(G12) BLUEGRASS (KENTUCKY): Poa Pratensis L. W.G. Anderson Department of Entomology University of Nebraska-Lincoln 202 Plant Industry Bldg Lincoln, NE 68583-0816 Phone (402) 472-8699 Fax (402) 472-4687 E-mail: firstname.lastname@example.org F.P. Baxendale E-mail: email@example.com T.E. Eickhoff E-mail: firstname.lastname@example.org T.M. Heng-Moss Email: email@example.com Bluegrass billbug (BB): Sphenophorus parvulus Gyllenhal Southern masked chafer (SMC): Cyclocephala immaculata (Olives) Insecticides were evaluated for control of BB and SMC on plots located at the University of Nebraska Agricultural Research and Development Center near Mead, NE. The turf (100% Kentucky bluegrass) was maintained at a ht of 2.5 inches. Thatch accumulation (finger compressed) in the plot area was 0.25 inch. Field conditions at the study site were: soil type, silty clay loam; soil organic matter, 3–5%; soil pH, 6–7; water pH, 7.0. Environmental conditions at the time of treatment were as follows: soil moisture 24% (7 May), 27% (4 Jun) and 16% (9 Jul); air temp 69°F (7 May), 62°F (4 Jun) and 82°F (9 Jul); soil temperature 67°F (7 May), 63°F (4 Jun) and 84°F (9 Jul); relative humidity 44% (7 May), 70% (4 Jun) and 69% (9 Jul); wind direction and velocity 124° at 4.7 mph (7 May), 189° at 4.1 mph (4 Jun), and 234° at 6.8 mph (9 Jul). Plots were 8 × 8 ft and the experimental design was a RCB with 3 replications. Insecticide treatments were applied on 7 May, 4 Jun and 9 Jul. Liquid products were applied using a CO sprayer at 40 psi and applying 131 gpa finished spray. Post-treatment irrigation was 0.15 inch. A total of 6.7 inches of rain accumulated during the post-treatment period. Treatments were evaluated 62 DAT (8 Jul for BB) and 111 (26 Aug for SMC) by removing from each plot three, 8-inch diameter turf-soil cores (1.05 ft² total area) to a depth of 3 inches and counting the no. of surviving BB and SMC. Data were analyzed using ANOVA and means were seperated using LSD (P ≤ 0.05). Merit treatments on all application dates provided statistically significant reduction of BB numbers when compared to the untreated check. Merit treatments on all application dates provided statistically significant reduction of SMC numbers when compared to the untreated check (Table 2.). No phytotoxicity was observed.

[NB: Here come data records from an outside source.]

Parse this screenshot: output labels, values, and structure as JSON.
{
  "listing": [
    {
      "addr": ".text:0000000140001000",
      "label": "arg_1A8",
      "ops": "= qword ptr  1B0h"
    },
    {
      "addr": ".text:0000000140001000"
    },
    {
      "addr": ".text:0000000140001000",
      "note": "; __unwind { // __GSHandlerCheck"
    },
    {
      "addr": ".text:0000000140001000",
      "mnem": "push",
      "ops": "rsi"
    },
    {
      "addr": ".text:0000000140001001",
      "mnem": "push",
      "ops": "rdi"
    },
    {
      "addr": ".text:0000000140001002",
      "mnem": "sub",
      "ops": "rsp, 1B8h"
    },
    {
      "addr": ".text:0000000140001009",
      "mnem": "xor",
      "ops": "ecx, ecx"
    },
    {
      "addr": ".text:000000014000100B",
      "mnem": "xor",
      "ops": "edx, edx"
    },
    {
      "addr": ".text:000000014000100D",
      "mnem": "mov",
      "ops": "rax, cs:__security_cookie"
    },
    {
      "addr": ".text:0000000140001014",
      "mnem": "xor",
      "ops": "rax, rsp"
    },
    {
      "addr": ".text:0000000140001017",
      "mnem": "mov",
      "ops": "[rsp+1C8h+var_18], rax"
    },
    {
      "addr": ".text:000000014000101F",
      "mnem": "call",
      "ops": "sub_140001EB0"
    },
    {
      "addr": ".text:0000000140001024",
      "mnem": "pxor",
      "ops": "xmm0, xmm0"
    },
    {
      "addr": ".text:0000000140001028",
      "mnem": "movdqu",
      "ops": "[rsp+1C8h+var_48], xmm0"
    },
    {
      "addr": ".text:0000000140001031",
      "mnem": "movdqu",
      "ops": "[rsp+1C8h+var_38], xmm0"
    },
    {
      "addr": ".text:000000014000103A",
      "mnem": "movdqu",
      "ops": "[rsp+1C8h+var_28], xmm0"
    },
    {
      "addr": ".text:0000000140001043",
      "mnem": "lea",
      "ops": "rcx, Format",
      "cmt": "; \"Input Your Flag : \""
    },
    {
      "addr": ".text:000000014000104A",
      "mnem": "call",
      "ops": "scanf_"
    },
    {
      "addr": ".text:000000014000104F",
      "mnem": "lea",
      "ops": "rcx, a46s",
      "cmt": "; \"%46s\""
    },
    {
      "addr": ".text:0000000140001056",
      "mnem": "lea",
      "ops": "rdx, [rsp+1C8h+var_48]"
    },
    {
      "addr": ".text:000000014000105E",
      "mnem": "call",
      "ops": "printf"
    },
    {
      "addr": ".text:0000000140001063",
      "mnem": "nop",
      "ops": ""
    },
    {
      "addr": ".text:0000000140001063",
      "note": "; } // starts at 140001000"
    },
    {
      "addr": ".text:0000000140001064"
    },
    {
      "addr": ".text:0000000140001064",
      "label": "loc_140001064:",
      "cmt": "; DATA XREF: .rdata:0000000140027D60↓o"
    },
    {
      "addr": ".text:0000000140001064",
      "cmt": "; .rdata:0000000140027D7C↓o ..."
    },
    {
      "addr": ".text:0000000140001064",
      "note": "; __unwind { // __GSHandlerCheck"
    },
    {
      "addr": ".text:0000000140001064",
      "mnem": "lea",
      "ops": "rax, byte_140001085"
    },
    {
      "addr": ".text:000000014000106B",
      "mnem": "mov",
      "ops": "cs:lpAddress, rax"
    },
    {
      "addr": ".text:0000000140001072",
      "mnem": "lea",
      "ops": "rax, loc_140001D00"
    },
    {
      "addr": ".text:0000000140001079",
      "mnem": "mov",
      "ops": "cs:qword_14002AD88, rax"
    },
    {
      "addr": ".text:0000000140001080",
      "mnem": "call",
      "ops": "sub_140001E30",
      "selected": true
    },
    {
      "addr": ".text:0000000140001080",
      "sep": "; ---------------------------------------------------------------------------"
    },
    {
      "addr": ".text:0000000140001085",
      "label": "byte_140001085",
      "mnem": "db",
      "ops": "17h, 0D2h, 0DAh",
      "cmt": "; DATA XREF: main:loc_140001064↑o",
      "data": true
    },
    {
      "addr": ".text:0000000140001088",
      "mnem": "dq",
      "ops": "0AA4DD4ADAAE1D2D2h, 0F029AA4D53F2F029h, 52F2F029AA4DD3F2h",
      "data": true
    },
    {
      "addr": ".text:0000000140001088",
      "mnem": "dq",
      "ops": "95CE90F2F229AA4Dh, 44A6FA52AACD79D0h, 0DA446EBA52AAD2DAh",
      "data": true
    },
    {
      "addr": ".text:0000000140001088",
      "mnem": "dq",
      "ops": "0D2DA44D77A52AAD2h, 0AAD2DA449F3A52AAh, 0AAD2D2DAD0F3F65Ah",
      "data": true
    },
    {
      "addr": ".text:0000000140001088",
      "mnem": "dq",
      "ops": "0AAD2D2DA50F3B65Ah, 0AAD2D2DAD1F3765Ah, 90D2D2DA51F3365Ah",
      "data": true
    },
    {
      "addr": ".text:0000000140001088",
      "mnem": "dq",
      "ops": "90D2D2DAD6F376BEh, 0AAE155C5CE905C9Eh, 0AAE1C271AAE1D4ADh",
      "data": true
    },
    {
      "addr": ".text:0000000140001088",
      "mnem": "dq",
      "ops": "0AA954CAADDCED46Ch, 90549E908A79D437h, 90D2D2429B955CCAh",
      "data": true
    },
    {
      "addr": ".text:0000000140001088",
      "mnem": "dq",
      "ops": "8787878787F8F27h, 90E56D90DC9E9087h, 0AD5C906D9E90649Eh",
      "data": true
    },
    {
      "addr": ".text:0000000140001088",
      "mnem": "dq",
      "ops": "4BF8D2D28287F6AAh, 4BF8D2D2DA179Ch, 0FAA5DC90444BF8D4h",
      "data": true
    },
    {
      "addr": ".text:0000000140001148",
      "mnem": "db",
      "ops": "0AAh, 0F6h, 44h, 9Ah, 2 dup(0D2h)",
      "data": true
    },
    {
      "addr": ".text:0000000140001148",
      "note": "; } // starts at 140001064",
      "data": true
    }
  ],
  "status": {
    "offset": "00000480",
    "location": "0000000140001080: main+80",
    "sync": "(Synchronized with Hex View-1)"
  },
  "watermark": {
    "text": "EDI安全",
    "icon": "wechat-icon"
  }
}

Arthropod Management Tests – Oxford University Press
Published: Jan 1, 2004